Our April permablitz had the usual list of jobs (build new raised garden beds, plant fruit trees, prune, etc) but what this particular blitz highlighted for me was the all too common mistake of planting the wrong plant in the wrong position without any thought regarding their mature size. Large trees had been put in the ground close to fences and the driveway, citrus trees were planted in a narrow area and were obstructing the access to the sheds, a fig was close to the house, and large leafy monsters shaded out all the northern light.
In this instance several trees needed to be coppiced or removed completely, a young mango tree had to be relocated further away from the fence, and 2 citrus trees needed to be heavily pruned to train them to fit into the narrow space between the fence and walkway. It is always easier and cheaper to remedy such issues early, before the plants become huge and block drains, lift paving or damage fences and foundations.
But how do we plan these things BEFORE the plants go in the ground so that we are not creating a lot of work for ourselves further down the track? We don’t want to waste time and money dealing with a plant that is not suitable to the location it has been planted in. Here are a few simple tips:
# 1 Climatic needs

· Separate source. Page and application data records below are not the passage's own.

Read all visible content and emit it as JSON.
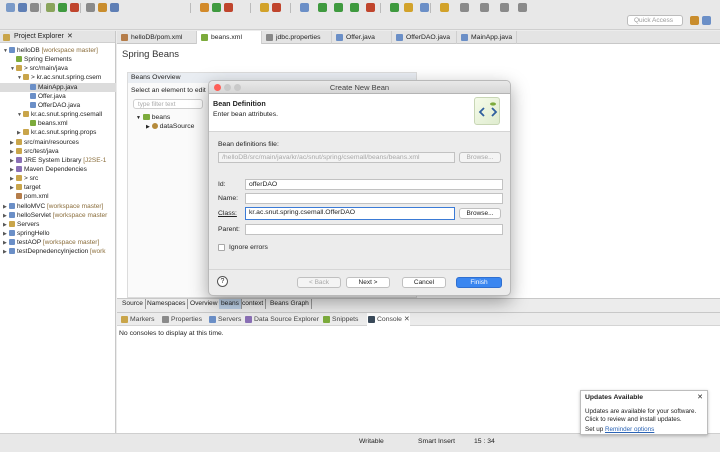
{
  "toolbar": {
    "quick_access_placeholder": "Quick Access"
  },
  "explorer": {
    "title": "Project Explorer",
    "tree": [
      {
        "indent": 0,
        "arrow": "▼",
        "label": "helloDB",
        "deco": " [workspace master]",
        "icon_color": "#6b8fc7"
      },
      {
        "indent": 1,
        "arrow": "",
        "label": "Spring Elements",
        "deco": "",
        "icon_color": "#7cab3c"
      },
      {
        "indent": 1,
        "arrow": "▼",
        "label": "> src/main/java",
        "deco": "",
        "icon_color": "#c9a54a"
      },
      {
        "indent": 2,
        "arrow": "▼",
        "label": "> kr.ac.snut.spring.csem",
        "deco": "",
        "icon_color": "#c9a54a"
      },
      {
        "indent": 3,
        "arrow": "",
        "label": "MainApp.java",
        "deco": "",
        "icon_color": "#6b8fc7",
        "selected": true
      },
      {
        "indent": 3,
        "arrow": "",
        "label": "Offer.java",
        "deco": "",
        "icon_color": "#6b8fc7"
      },
      {
        "indent": 3,
        "arrow": "",
        "label": "OfferDAO.java",
        "deco": "",
        "icon_color": "#6b8fc7"
      },
      {
        "indent": 2,
        "arrow": "▼",
        "label": "kr.ac.snut.spring.csemall",
        "deco": "",
        "icon_color": "#c9a54a"
      },
      {
        "indent": 3,
        "arrow": "",
        "label": "beans.xml",
        "deco": "",
        "icon_color": "#7cab3c"
      },
      {
        "indent": 2,
        "arrow": "▶",
        "label": "kr.ac.snut.spring.props",
        "deco": "",
        "icon_color": "#c9a54a"
      },
      {
        "indent": 1,
        "arrow": "▶",
        "label": "src/main/resources",
        "deco": "",
        "icon_color": "#c9a54a"
      },
      {
        "indent": 1,
        "arrow": "▶",
        "label": "src/test/java",
        "deco": "",
        "icon_color": "#c9a54a"
      },
      {
        "indent": 1,
        "arrow": "▶",
        "label": "JRE System Library",
        "deco": " [J2SE-1",
        "icon_color": "#8a6fb5"
      },
      {
        "indent": 1,
        "arrow": "▶",
        "label": "Maven Dependencies",
        "deco": "",
        "icon_color": "#8a6fb5"
      },
      {
        "indent": 1,
        "arrow": "▶",
        "label": "> src",
        "deco": "",
        "icon_color": "#c9a54a"
      },
      {
        "indent": 1,
        "arrow": "▶",
        "label": "target",
        "deco": "",
        "icon_color": "#c9a54a"
      },
      {
        "indent": 1,
        "arrow": "",
        "label": "pom.xml",
        "deco": "",
        "icon_color": "#b57d4a"
      },
      {
        "indent": 0,
        "arrow": "▶",
        "label": "helloMVC",
        "deco": " [workspace master]",
        "icon_color": "#6b8fc7"
      },
      {
        "indent": 0,
        "arrow": "▶",
        "label": "helloServlet",
        "deco": " [workspace master",
        "icon_color": "#6b8fc7"
      },
      {
        "indent": 0,
        "arrow": "▶",
        "label": "Servers",
        "deco": "",
        "icon_color": "#c9a54a"
      },
      {
        "indent": 0,
        "arrow": "▶",
        "label": "springHello",
        "deco": "",
        "icon_color": "#6b8fc7"
      },
      {
        "indent": 0,
        "arrow": "▶",
        "label": "testAOP",
        "deco": " [workspace master]",
        "icon_color": "#6b8fc7"
      },
      {
        "indent": 0,
        "arrow": "▶",
        "label": "testDepnedencyInjection",
        "deco": " [work",
        "icon_color": "#6b8fc7"
      }
    ]
  },
  "editor_tabs": [
    {
      "label": "helloDB/pom.xml",
      "icon_color": "#b57d4a",
      "active": false
    },
    {
      "label": "beans.xml",
      "icon_color": "#7cab3c",
      "active": true
    },
    {
      "label": "jdbc.properties",
      "icon_color": "#888888",
      "active": false
    },
    {
      "label": "Offer.java",
      "icon_color": "#6b8fc7",
      "active": false
    },
    {
      "label": "OfferDAO.java",
      "icon_color": "#6b8fc7",
      "active": false
    },
    {
      "label": "MainApp.java",
      "icon_color": "#6b8fc7",
      "active": false
    }
  ],
  "editor": {
    "title": "Spring Beans",
    "beans_overview": {
      "title": "Beans Overview",
      "hint": "Select an element to edit it",
      "filter_placeholder": "type filter text",
      "tree": [
        "beans",
        "dataSource"
      ]
    }
  },
  "bottom_tabs": [
    "Source",
    "Namespaces",
    "Overview",
    "beans",
    "context",
    "Beans Graph"
  ],
  "console_panel": {
    "tabs": [
      {
        "label": "Markers",
        "active": false
      },
      {
        "label": "Properties",
        "active": false
      },
      {
        "label": "Servers",
        "active": false
      },
      {
        "label": "Data Source Explorer",
        "active": false
      },
      {
        "label": "Snippets",
        "active": false
      },
      {
        "label": "Console",
        "active": true
      }
    ],
    "empty_message": "No consoles to display at this time."
  },
  "status": {
    "mode": "Writable",
    "insert": "Smart Insert",
    "position": "15 : 34"
  },
  "updates": {
    "title": "Updates Available",
    "message": "Updates are available for your software. Click to review and install updates.",
    "setup_prefix": "Set up ",
    "setup_link": "Reminder options"
  },
  "dialog": {
    "title": "Create New Bean",
    "header_title": "Bean Definition",
    "header_subtitle": "Enter bean attributes.",
    "bean_file_label": "Bean definitions file:",
    "bean_file_value": "/helloDB/src/main/java/kr/ac/snut/spring/csemall/beans/beans.xml",
    "browse_label": "Browse...",
    "id_label": "Id:",
    "id_value": "offerDAO",
    "name_label": "Name:",
    "name_value": "",
    "class_label": "Class:",
    "class_value": "kr.ac.snut.spring.csemall.OfferDAO",
    "parent_label": "Parent:",
    "parent_value": "",
    "ignore_errors_label": "Ignore errors",
    "help_label": "?",
    "back_label": "< Back",
    "next_label": "Next >",
    "cancel_label": "Cancel",
    "finish_label": "Finish"
  },
  "colors": {
    "accent": "#3a86f0",
    "selection": "#dcdcdc",
    "link": "#2a63b5"
  }
}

Find the plants that do well in your area and stick to these for the majority of your plantings. You can, however, also stretch to plants that prefer conditions outside of your local climate by creating microclimates in your garden.

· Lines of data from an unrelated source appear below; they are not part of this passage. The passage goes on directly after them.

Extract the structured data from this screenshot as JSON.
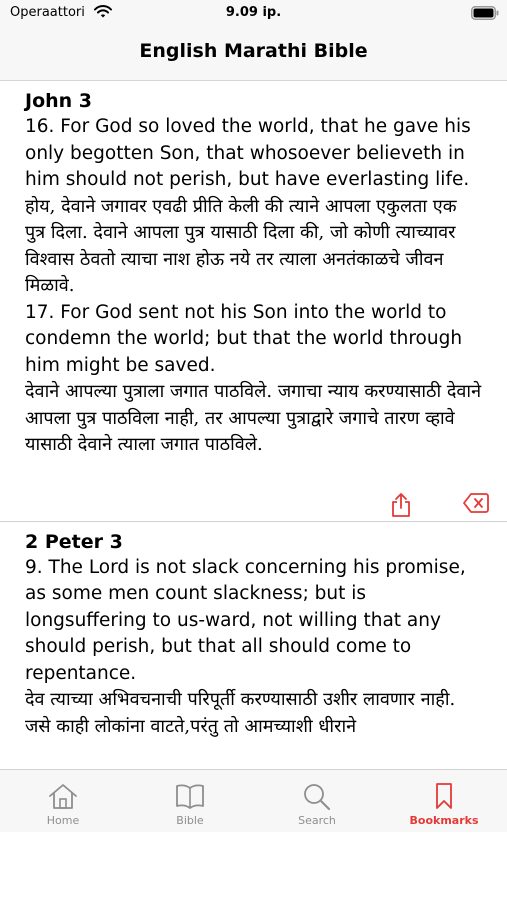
{
  "status_bar": {
    "carrier": "Operaattori",
    "time": "9.09 ip."
  },
  "nav": {
    "title": "English Marathi Bible"
  },
  "bookmarks": [
    {
      "reference": "John 3",
      "verses": [
        {
          "english": "16. For God so loved the world, that he gave his only begotten Son, that whosoever believeth in him should not perish, but have everlasting life.",
          "marathi": "होय, देवाने जगावर एवढी प्रीति केली की त्याने आपला एकुलता एक पुत्र दिला. देवाने आपला पुत्र यासाठी दिला की, जो कोणी त्याच्यावर विश्वास ठेवतो त्याचा नाश होऊ नये तर त्याला अनतंकाळचे जीवन मिळावे."
        },
        {
          "english": "17. For God sent not his Son into the world to condemn the world; but that the world through him might be saved.",
          "marathi": "देवाने आपल्या पुत्राला जगात पाठविले. जगाचा न्याय करण्यासाठी देवाने आपला पुत्र पाठविला नाही, तर आपल्या पुत्राद्वारे जगाचे तारण व्हावे यासाठी देवाने त्याला जगात पाठविले."
        }
      ]
    },
    {
      "reference": "2 Peter 3",
      "verses": [
        {
          "english": "9. The Lord is not slack concerning his promise, as some men count slackness; but is longsuffering to us-ward, not willing that any should perish, but that all should come to repentance.",
          "marathi": "देव त्याच्या अभिवचनाची परिपूर्ती करण्यासाठी उशीर लावणार नाही. जसे काही लोकांना वाटते,परंतु तो आमच्याशी धीराने"
        }
      ]
    }
  ],
  "tabs": [
    {
      "label": "Home",
      "icon": "house-icon"
    },
    {
      "label": "Bible",
      "icon": "book-icon"
    },
    {
      "label": "Search",
      "icon": "magnifier-icon"
    },
    {
      "label": "Bookmarks",
      "icon": "bookmark-icon"
    }
  ],
  "colors": {
    "accent": "#e53935",
    "inactive": "#8e8e8e",
    "bar_background": "#f7f7f7"
  }
}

# 2 Mature plant size
Consider the mature height and width of your plants (especially for trees and shrubs). Sometimes it is hard to imagine how your little sapling will look once full grown and this is when we often place things inappropriately. With the mature size in mind ask yourself questions such as: Is it suitably positioned? Will it cast too much shade where you don’t want it? Is it too close to structures or other plants? Will it obstruct walkways or block windows?
# 3 Shade/sun needs
Don’t try to place shade loving plants in full sun or sun loving plants in the shade. This step actually isn’t as cut and dry as one might think. I suggest that you need to use a little judgement. Our hot Australian conditions mean that plants recommended for full sun can actually quite happily survive with a little shade (and indeed may suffer if placed in full sun here). Also think about how the sun access may change over the years. Is there another plant nearby that has not yet reached maturity which will turn an area which is sunny today into a shady area in a few years time?
# 4 Water needs
Identify the wet and the dry spots in your yard and choose plants accordingly. Drought hardy plants positioned in wet areas of the garden can succumb to root disease and pest problems. Water loving plants will need constant supplementary watering if planted in a dry location.
# 5 Soil conditions
Study your soil. Is it sandy or heavy clay? What is the pH? Find that plants which are suited to those conditions.
One final word. DO NOT buy a plant on a whim just because it looks pretty only to go home and think “Now where can I plant this?”. That is the wrong way around! Instead, study the spot where you want to put a plant. Think about the sun and the soil type in that location. Think about the height and the width of the plant you want to fill that spot. Evergreen? Deciduous? Flowering season? Or anything else that matters to you. If planting several plants there, how will one affect the other? Will one of the plants create shade for the other plants? Do they have the same needs in respect to moisture, fertiliser, etc. Then find the plant which fills all of your criteria.
Now run outside and create your oasis!